     The big news is that VW's settlement with California (thanks Kamala Harris) is that they have to spend $800 million on charging stations.   They have created a company called Electrify America that will spend the money.  They will spend most of the money in the 6 largest metropolitan areas, although with no direct benefit to us here on the coast.     

     They will also spend $44 million on a GreenCity project in Sacramento with EV ride-sharing and numerous chargers. The best news for us is that they will spend $75 million on fast chargers along the state's major highways.  Fast chargers are what will make EV use practical for long distance driving.

     Municipal governments have been doing their part as best they can.  Sonoma County has put chargers open to the public at many of their county-owned properties including their corporate yard in Guerneville.

     Here in our county the Mendocino Council of Governments (MCOG) is a joint powers planning agencies that is charged with implementing the local EV plan.  Lots of hard work and planning has been done by people who really care, but they are dealing with finding the money, and, frankly, few efforts are being made to accommodate sparsely populated areas.  

       The county has an EV plan that lists Point Arena #9 out of 18 locations chosen through an exhaustive Feasibility Study process.  So what.  That doesn't mean there is any money to build the stations. Nevertheless, through a convoluted process, Point Arena is going to get two charging stations at the public parking lot next to Arena Theater.

     It turns out that the California Energy Commission and the California Air Resources Board were giving half-million dollar grants to state parks for EV chargers.  The local Parks Department folks have a relationship with the Mendocino Land Trust and asked them if they would administrate a local grant.  Manchester State Beach would have been one of the locations, but it did not meet the proper standards by which locations are chosen.  It is closed several months a year and is remote, dark, and isolated.  Point Arena City Manager, Richard Shoemaker, heard about this and pointed out that the public parking lot in Point Arena is none of those and asked why Point Arena with its #9 priority in the EV plan shouldn't get that unallocated station.  There is sufficient latitude in the grant to allow this to happen and it is going to happen before the end of this year.

     The slow progress on charging station implementation has not dampened my love of driving an EV.  I have passed through the door to the future of automotive travel and I'm not looking back.

     There are already almost a quarter of a million EVs on the road in California and with all the new models coming out the explosion has just begun.

Words On Wellness • Red Squirrels and Saving Seeds

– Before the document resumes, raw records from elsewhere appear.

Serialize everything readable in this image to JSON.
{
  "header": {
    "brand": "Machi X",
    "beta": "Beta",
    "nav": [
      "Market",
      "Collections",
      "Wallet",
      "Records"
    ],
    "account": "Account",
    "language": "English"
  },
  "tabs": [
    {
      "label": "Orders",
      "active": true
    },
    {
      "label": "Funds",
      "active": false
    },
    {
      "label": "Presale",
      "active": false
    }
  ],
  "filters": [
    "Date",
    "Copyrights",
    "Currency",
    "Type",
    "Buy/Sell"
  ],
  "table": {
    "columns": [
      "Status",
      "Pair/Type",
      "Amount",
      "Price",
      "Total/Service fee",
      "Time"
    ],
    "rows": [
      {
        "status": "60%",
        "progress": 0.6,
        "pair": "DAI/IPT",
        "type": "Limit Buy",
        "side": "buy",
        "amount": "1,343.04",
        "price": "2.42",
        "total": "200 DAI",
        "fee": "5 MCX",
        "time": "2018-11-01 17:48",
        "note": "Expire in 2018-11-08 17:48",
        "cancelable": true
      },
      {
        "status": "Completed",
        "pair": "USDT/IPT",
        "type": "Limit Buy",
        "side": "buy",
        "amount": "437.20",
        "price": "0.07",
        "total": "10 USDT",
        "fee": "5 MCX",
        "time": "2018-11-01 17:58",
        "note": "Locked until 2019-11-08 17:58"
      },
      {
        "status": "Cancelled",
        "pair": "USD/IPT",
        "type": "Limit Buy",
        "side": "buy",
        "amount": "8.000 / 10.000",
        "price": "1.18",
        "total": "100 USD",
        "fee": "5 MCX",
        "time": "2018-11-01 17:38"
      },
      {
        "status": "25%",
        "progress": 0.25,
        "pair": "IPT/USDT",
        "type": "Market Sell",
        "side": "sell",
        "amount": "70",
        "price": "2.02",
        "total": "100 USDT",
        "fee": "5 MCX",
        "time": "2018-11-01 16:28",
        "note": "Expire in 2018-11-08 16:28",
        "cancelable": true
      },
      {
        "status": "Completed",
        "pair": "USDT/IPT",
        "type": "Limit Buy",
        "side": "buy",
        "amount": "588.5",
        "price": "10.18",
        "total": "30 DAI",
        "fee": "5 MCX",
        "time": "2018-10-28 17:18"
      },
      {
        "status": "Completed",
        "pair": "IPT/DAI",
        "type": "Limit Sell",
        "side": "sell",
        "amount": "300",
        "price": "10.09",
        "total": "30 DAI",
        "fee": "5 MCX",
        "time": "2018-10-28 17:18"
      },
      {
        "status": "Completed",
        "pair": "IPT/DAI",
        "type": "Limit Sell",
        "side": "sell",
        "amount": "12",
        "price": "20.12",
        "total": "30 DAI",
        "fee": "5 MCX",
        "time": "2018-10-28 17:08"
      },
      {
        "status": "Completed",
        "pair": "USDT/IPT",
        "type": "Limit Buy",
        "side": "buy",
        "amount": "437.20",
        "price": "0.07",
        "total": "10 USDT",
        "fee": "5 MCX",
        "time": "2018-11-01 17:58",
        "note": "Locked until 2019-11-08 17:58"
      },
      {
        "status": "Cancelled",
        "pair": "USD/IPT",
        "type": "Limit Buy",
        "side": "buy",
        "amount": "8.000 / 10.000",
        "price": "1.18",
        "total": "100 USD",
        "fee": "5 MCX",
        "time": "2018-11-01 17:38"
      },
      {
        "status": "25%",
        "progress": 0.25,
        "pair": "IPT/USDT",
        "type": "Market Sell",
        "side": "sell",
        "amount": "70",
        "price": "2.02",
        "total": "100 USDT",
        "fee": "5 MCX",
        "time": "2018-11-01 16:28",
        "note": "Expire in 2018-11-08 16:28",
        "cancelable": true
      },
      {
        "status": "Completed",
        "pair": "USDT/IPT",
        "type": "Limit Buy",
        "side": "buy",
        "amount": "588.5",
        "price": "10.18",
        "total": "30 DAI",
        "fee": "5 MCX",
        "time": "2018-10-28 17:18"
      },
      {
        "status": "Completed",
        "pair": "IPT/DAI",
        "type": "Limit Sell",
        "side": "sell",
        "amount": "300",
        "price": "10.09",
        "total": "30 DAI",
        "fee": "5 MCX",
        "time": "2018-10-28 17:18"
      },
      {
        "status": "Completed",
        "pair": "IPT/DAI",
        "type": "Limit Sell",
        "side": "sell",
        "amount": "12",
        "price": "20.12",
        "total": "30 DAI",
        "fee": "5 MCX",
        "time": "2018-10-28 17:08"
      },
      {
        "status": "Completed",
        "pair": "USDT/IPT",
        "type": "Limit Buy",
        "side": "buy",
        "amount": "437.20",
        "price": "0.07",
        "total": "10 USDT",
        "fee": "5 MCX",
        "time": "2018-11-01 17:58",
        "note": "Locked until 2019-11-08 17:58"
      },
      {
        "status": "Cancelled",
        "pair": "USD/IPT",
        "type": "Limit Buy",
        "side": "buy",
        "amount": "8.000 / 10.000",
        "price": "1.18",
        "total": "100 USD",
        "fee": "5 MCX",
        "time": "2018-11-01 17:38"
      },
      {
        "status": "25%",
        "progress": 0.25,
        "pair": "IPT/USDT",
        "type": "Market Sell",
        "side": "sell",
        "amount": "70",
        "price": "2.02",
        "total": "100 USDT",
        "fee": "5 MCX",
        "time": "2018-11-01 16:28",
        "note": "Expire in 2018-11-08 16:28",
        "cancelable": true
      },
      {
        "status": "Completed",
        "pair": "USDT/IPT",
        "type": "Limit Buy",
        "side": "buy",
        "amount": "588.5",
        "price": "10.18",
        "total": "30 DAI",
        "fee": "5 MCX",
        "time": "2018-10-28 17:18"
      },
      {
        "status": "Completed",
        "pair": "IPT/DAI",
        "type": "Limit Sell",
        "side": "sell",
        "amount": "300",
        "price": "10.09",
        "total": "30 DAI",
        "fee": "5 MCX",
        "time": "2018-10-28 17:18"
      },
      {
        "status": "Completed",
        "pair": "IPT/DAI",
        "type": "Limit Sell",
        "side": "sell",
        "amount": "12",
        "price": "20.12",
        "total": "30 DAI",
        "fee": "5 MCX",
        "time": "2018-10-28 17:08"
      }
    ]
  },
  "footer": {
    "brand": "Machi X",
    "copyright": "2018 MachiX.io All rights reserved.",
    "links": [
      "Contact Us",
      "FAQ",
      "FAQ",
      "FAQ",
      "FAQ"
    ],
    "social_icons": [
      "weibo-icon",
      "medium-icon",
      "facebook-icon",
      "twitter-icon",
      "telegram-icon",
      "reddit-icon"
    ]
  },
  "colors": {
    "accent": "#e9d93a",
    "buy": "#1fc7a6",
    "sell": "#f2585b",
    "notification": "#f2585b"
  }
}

Words On Wellness • Red Squirrels and Saving Seeds

The Third Thursday Poetry & Jazz Reading Series Features Sonoma County Poet Ida Egli

The Third Thursday Poetry & Jazz Reading Series Features Sonoma County Poet Ida Egli